Also, it saves going directly head to head with a Marvel model that looks unstoppable. To even think about taking on Marvel at its own game, that’s going to cost a good $200 million a film, require a PG-13 rating, and involve an investment not just into one movie, but many. And if your world building isn’t as good? Then your planned cinematic universe may just die before it’s really begun. Just look at Universal’s fatally wounded Dark Universe for evidence of that.

Instead, then, it seems that studios are willing to look at different templates, and it’s hard not to see the possibilities for a genuinely edgy movie based around The Joker. While I haven’t noticed an awful lot of craving to see his origin story played out in detail on the big screen – does every major character really need their origin told? – the idea of seeing The Joker in a dark, uncomfortable story without the edges sanded down is a fascinating one. Just imagine if Lynne Ramsey was allowed to direct it, too (Todd Phillips has the job).

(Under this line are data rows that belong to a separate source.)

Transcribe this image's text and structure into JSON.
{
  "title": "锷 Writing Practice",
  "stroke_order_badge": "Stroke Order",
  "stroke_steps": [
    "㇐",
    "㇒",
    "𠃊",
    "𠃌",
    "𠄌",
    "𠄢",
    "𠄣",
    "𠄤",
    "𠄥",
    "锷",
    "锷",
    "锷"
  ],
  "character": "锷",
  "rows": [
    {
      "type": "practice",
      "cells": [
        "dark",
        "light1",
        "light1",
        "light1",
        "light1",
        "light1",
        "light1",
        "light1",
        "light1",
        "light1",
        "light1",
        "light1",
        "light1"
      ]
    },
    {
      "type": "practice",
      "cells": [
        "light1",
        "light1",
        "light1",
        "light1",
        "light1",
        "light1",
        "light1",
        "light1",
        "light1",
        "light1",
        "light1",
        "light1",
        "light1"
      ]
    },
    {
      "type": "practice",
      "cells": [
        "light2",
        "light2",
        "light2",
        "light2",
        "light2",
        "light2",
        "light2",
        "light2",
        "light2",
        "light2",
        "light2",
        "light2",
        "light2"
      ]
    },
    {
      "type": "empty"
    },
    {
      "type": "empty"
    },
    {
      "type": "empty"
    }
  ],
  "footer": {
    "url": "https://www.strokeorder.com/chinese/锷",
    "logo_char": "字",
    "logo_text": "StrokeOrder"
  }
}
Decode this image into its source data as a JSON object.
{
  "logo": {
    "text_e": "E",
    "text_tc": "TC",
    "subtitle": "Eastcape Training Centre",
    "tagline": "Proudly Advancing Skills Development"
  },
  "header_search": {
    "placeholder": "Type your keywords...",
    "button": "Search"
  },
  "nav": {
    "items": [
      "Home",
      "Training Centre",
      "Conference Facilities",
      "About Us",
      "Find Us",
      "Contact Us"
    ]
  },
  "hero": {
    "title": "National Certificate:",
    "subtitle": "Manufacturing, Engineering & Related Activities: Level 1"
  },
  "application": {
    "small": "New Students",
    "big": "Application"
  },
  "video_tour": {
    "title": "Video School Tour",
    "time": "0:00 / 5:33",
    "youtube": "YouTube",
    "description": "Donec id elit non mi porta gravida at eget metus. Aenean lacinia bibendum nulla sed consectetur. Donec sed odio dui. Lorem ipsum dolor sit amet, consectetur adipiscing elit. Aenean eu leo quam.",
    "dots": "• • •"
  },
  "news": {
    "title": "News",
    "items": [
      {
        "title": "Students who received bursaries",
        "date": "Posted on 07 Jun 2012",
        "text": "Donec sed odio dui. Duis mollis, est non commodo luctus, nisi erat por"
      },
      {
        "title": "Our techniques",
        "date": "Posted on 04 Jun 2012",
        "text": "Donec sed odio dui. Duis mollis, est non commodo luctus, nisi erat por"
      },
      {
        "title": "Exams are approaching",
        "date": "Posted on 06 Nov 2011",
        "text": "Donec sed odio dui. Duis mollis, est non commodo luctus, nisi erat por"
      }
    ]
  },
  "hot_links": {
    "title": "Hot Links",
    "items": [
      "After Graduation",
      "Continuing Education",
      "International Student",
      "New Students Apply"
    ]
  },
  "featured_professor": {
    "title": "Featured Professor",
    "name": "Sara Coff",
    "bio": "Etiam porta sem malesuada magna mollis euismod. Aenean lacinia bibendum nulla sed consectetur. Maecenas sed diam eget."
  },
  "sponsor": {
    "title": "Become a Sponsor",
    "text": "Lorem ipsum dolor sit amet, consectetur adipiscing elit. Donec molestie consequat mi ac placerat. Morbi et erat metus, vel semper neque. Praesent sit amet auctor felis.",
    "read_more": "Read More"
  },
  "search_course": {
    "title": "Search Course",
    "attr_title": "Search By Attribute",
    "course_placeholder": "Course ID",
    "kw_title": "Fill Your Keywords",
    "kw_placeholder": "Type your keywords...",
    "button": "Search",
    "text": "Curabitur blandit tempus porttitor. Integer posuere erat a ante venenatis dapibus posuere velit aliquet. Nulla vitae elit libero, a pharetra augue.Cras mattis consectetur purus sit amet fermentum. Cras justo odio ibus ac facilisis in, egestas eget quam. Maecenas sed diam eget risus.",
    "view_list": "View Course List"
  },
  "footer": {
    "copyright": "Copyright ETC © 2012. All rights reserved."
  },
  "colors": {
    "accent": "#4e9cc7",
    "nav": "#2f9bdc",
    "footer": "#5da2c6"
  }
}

All this comes at a time when television is pouring money into a new take on Watchmen, where the opening weekend box office is likely to matter an awful lot less. But it’s also broadening what comic book superhero material can make it to the big screen as well, something that’s far more reflective of the comic books themselves. There will be successes, there will be failures. But there’s also a sense that people, finally, are willing to take a few more risks.